The analogue of a subharmonic function for the heat equation

(*)

where , and is the Laplace operator. For example, a function , , , of class will be a subparabolic function in the rectangle

if

everywhere in . In a more general case, let the point , let be a sufficiently small equilateral triangle with base parallel to the axis and let . A function that is continuous in the closed domain is said to be subparabolic in if its value at any point is not greater than the value at this point of that solution of (*) in any sufficiently small triangle , , that has the same values on the sides of as .

Many properties of subharmonic functions, including the maximum principle, are also valid for subparabolic functions.

References

[1] V.I. Smirnov, "A course of higher mathematics" , 2 , Addison-Wesley (1964) (Translated from Russian)
[2] I.G. Petrovskii, "Partial differential equations" , Saunders (1967) (Translated from Russian)
[3] I.G. Petrovskii, "Zur ersten Randwertaufgabe der Wärmeleitungsgleichung" Compos. Math. , 1 (1935) pp. 383–419


Comments

See [a1] for an account of subparabolic functions from a potential-theoretic point of view.

References
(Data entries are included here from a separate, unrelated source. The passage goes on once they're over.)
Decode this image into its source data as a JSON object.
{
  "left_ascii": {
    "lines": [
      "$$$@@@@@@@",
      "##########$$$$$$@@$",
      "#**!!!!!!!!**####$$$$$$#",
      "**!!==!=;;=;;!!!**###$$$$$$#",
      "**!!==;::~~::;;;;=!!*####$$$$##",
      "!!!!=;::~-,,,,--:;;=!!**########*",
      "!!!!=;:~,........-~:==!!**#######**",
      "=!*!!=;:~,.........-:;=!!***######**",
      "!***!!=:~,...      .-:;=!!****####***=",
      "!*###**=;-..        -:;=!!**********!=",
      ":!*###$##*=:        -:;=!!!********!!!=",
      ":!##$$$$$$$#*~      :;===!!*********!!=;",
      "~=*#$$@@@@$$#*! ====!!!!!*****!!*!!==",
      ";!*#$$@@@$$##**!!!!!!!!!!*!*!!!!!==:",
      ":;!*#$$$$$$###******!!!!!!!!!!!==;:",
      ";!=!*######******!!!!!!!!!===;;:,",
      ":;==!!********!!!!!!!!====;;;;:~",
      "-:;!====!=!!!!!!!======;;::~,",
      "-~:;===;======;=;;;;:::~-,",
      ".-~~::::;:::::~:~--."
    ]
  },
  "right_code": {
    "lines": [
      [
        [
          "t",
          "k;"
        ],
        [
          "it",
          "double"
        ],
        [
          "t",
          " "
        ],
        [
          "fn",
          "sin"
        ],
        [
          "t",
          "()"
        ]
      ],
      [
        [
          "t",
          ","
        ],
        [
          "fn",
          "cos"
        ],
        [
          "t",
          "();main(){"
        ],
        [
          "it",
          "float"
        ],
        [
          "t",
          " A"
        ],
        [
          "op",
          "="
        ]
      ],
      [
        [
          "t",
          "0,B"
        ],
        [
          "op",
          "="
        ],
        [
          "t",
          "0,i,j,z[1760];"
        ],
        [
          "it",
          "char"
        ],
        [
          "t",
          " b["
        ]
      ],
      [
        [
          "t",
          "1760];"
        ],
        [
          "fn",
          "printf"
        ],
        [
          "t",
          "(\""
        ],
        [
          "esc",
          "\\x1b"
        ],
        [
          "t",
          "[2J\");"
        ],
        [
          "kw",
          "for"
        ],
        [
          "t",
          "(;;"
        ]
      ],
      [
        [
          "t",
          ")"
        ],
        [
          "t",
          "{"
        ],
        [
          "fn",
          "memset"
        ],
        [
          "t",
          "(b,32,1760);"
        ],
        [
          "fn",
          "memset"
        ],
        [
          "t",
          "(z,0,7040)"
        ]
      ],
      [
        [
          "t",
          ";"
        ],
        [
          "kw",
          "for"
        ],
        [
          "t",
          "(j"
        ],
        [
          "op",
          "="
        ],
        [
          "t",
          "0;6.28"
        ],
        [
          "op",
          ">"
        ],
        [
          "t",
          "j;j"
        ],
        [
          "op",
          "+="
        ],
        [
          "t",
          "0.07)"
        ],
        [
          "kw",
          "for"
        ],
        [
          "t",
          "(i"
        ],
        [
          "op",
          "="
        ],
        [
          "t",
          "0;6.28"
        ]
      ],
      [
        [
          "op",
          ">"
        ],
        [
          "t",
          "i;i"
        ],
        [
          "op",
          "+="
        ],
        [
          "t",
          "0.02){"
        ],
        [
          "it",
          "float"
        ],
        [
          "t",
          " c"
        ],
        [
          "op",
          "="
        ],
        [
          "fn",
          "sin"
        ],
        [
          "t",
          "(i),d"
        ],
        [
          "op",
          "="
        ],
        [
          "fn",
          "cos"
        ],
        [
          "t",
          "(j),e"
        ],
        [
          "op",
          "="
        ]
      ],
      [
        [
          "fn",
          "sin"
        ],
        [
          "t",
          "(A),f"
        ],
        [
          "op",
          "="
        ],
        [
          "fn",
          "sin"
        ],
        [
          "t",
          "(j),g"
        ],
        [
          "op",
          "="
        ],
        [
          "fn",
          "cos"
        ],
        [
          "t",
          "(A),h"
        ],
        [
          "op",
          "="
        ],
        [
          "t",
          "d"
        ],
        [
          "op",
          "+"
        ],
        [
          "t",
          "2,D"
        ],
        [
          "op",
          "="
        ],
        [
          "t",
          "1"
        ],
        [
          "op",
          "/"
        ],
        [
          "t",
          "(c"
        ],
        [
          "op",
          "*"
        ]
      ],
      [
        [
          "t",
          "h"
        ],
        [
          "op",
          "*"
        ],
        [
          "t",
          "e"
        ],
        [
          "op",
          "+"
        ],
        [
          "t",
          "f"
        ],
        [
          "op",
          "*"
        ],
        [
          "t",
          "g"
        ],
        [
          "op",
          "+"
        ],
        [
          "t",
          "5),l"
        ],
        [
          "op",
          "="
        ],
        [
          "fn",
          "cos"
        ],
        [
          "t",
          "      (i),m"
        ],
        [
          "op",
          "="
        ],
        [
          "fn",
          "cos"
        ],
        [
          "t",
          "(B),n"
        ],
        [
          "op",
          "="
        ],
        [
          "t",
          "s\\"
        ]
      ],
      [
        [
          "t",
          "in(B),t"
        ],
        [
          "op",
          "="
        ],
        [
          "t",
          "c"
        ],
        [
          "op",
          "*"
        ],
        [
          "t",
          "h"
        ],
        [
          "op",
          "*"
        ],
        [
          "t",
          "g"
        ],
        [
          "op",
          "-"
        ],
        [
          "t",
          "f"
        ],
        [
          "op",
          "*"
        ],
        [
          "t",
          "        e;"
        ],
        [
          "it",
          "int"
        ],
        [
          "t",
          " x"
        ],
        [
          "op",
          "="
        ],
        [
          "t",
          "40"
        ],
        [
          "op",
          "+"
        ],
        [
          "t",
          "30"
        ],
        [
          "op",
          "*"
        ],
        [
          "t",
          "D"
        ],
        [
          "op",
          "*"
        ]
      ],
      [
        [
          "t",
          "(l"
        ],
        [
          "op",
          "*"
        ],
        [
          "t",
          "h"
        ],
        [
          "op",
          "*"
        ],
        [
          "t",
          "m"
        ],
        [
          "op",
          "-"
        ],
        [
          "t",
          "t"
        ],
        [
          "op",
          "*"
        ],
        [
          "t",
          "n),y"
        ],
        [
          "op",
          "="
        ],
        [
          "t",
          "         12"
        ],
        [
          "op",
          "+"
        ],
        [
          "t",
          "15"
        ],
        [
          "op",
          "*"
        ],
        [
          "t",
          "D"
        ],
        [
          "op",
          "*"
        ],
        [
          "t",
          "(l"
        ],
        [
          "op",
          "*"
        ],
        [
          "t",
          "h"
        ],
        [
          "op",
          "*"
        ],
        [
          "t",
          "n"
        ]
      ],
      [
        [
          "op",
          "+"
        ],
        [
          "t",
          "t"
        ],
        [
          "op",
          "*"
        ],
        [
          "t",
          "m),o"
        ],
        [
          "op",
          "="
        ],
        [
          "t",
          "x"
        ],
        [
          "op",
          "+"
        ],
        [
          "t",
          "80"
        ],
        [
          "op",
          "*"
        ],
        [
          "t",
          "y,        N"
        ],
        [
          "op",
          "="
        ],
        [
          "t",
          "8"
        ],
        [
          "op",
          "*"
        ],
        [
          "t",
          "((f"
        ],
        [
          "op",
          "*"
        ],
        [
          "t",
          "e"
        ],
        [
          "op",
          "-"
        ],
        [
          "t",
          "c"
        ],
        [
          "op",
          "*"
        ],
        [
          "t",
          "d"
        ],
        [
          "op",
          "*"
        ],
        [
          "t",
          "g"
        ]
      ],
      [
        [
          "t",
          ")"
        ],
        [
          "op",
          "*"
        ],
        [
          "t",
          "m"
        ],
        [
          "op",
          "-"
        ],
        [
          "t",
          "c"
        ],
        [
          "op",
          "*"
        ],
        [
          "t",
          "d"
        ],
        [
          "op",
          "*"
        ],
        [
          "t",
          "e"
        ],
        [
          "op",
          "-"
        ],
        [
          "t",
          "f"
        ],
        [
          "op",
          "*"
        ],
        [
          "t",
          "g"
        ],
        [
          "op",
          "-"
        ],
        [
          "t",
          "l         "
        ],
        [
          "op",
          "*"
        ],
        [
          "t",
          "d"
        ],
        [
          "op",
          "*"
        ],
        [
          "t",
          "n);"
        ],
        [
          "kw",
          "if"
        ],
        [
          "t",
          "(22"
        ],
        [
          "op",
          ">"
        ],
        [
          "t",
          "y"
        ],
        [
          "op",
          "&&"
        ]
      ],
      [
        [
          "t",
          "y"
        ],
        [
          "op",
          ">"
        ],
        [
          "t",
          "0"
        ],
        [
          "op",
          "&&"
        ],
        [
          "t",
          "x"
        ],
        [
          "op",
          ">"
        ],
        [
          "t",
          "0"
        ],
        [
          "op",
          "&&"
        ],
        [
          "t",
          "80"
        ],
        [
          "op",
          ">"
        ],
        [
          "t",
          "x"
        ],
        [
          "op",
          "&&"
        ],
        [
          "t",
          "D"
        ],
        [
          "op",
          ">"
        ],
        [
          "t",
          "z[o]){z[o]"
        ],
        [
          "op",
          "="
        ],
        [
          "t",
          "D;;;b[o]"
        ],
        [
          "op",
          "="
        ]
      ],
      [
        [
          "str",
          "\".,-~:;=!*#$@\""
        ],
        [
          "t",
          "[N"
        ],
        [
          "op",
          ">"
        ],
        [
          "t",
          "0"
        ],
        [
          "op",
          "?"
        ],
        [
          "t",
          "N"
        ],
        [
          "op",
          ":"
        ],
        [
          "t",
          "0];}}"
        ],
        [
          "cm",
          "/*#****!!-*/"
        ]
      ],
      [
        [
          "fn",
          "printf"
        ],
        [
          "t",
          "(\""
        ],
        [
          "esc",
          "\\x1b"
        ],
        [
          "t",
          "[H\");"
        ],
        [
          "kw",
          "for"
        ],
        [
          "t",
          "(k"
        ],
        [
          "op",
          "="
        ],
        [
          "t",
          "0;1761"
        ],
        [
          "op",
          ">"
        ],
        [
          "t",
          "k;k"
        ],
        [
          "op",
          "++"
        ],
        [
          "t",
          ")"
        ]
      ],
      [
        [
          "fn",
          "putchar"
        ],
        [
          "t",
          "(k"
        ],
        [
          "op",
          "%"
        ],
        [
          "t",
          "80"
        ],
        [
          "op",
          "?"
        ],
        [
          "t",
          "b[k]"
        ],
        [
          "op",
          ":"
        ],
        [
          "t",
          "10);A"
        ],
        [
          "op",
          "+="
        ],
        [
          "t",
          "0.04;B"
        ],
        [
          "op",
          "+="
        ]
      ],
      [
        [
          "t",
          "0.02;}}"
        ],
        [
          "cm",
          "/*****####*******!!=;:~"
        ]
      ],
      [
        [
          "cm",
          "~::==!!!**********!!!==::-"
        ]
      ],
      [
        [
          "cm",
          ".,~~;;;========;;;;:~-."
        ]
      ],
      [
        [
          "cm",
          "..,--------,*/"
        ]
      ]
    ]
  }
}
[a1] J.L. Doob, "Classical potential theory and its probabilistic counterpart" , Springer (1983)
[a2] A. Friedman, "Partial differential equations of parabolic type" , Prentice-Hall (1964)
How to Cite This Entry:
Subparabolic function. E.D. Solomentsev (originator), Encyclopedia of Mathematics. URL: http://encyclopediaofmath.org/index.php?title=Subparabolic_function&oldid=12693
This text originally appeared in Encyclopedia of Mathematics - ISBN 1402006098